|Fish survey results|
Carp spread to upper MacKenzie River
...but Mt William and Salt creeks clear
Fish surveys have found carp in the upper MacKenzie River for the first time since Wimmera Catchment Management Authority started surveys in 2005.
But an inaugural CMA survey of upper Mt William Creek and Salt Creek, which flow into Lake Lonsdale near Stawell, failed to find any carp. This gives researchers confidence there are no carp in this section of the Wimmera River system or the lake.
The annual surveys establish and monitor the condition of fish communities, including the ratio of indigenous to exotic fish and threats to indigenous fish.
Wimmera CMA water monitoring officer Mark Toomey said locals reported seeing carp in the MacKenzie River after the January 2011 floods.
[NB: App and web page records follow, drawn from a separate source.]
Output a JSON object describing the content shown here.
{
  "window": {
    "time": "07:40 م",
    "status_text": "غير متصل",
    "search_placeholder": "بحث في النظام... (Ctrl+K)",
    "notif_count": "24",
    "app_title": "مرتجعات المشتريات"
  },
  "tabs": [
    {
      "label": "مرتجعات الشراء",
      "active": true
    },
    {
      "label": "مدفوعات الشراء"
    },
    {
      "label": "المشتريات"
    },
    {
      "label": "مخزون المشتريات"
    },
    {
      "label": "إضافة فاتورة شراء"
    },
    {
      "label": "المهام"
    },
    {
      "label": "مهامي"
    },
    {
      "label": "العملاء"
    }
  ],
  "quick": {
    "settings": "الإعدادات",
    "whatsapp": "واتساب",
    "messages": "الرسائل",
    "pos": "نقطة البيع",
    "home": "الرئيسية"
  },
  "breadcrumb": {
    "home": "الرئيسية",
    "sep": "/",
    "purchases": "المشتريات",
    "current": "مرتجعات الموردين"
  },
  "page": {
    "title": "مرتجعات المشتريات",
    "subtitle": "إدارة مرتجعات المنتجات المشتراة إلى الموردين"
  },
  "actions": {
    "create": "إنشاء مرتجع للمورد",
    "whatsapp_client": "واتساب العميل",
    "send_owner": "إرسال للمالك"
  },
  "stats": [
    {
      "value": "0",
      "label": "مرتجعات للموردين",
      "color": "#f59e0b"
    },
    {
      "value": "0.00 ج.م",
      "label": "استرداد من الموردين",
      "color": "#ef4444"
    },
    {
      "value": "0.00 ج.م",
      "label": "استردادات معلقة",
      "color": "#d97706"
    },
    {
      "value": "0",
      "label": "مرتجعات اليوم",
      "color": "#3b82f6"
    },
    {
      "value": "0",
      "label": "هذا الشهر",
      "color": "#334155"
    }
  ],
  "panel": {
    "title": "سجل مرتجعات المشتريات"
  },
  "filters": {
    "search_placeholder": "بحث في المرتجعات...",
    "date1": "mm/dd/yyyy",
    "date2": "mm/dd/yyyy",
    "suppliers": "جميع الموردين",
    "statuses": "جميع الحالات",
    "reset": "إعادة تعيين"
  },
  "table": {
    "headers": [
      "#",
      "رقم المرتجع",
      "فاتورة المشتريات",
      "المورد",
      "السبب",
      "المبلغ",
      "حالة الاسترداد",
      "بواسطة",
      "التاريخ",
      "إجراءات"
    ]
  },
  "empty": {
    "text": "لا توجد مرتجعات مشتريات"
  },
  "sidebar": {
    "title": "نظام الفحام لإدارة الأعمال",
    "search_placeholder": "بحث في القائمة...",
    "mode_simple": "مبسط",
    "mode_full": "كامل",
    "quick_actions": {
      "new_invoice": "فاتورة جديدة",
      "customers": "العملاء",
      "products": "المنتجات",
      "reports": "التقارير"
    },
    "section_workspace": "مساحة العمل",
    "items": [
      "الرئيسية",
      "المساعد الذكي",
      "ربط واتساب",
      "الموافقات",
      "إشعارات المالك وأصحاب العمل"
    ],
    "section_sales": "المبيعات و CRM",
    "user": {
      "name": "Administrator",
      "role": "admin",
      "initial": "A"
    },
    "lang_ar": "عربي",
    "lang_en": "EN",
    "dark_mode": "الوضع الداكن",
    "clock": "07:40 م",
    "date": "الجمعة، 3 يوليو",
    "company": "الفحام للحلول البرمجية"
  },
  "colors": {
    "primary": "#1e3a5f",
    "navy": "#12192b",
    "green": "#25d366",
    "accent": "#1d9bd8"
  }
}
The main aim of the latest survey was to investigate then quantify the extent to which carp had spread into this part of the river since the floods.
“We’ve sampled this section of the river twice since 2005 and have never caught carp. Locals say they hadn’t seen carp here since before we started surveying but during our latest two days of surveys at four sites we found 182 carp ranging from 180 to 480 millimetres long,” he said.
Mr Toomey said the CMA did not have specific options for controlling carp in the Wimmera River system but would use survey results for future planning while continuing to investigate all options to reduce their presence.
“The MacKenzie River is a high value area for indigenous fish and is one area of focus for our environmental water release program, so our first step was to see how abundant the carp were. They increase competition for resources, degrade vegetation habitat and are therefore a threat to native fish.”
Mr Toomey said the Mt William Creek and Salt Creek surveys yielded good numbers of indigenous and native fish such as mountain galaxia, common galaxias and southern pygmy perch. They said exotic fish weren’t overly abundant but included redfin and goldfish.
It was the first time the CMA had surveyed the upper Mt William Creek system.
“There was a concern that carp may have been detected but fortunately the sampling confirmed that carp were not present,” he said. “Researchers did find feral goldfish which are technically a member of the carp family and are sometimes confused with carp, however, they are less harmful to the river system.”
Mr Toomey said the absence of carp was a real bonus for the Wimmera River system.
“Upstream of Lake Lonsdale the flow of Mt William Creek is mostly unimpeded by weirs, dams or water diversions,” he said. “This means the water regime is near to being natural, which is a positive for the native fish because they have adapted to this and they complete stages of their life cycle in response to seasonal flows.”
Mr Toomey said an unfortunate finding was the evidence of illegal fishing activities in Mt William Creek. Researchers removed homemade drum nets and opera house nets from the creek at two locations.
In other Mt William Creek results, researchers discovered a 1.8-kilogram, adult short-finned eel – a rare find in a closed river catchment because the eels breed in the sea. The Wimmera River is the largest river system in Victoria that doesn’t flow into the sea.
“The eel may have arrived from an illegal angler translocation, a short wriggle overland from the Wannon River catchment or via water transfer from the Glenelg River system,” Mr Toomey said. “Eels can live 20 years before they need to return to the sea to breed so this fish may have been around in the system for quite some time.”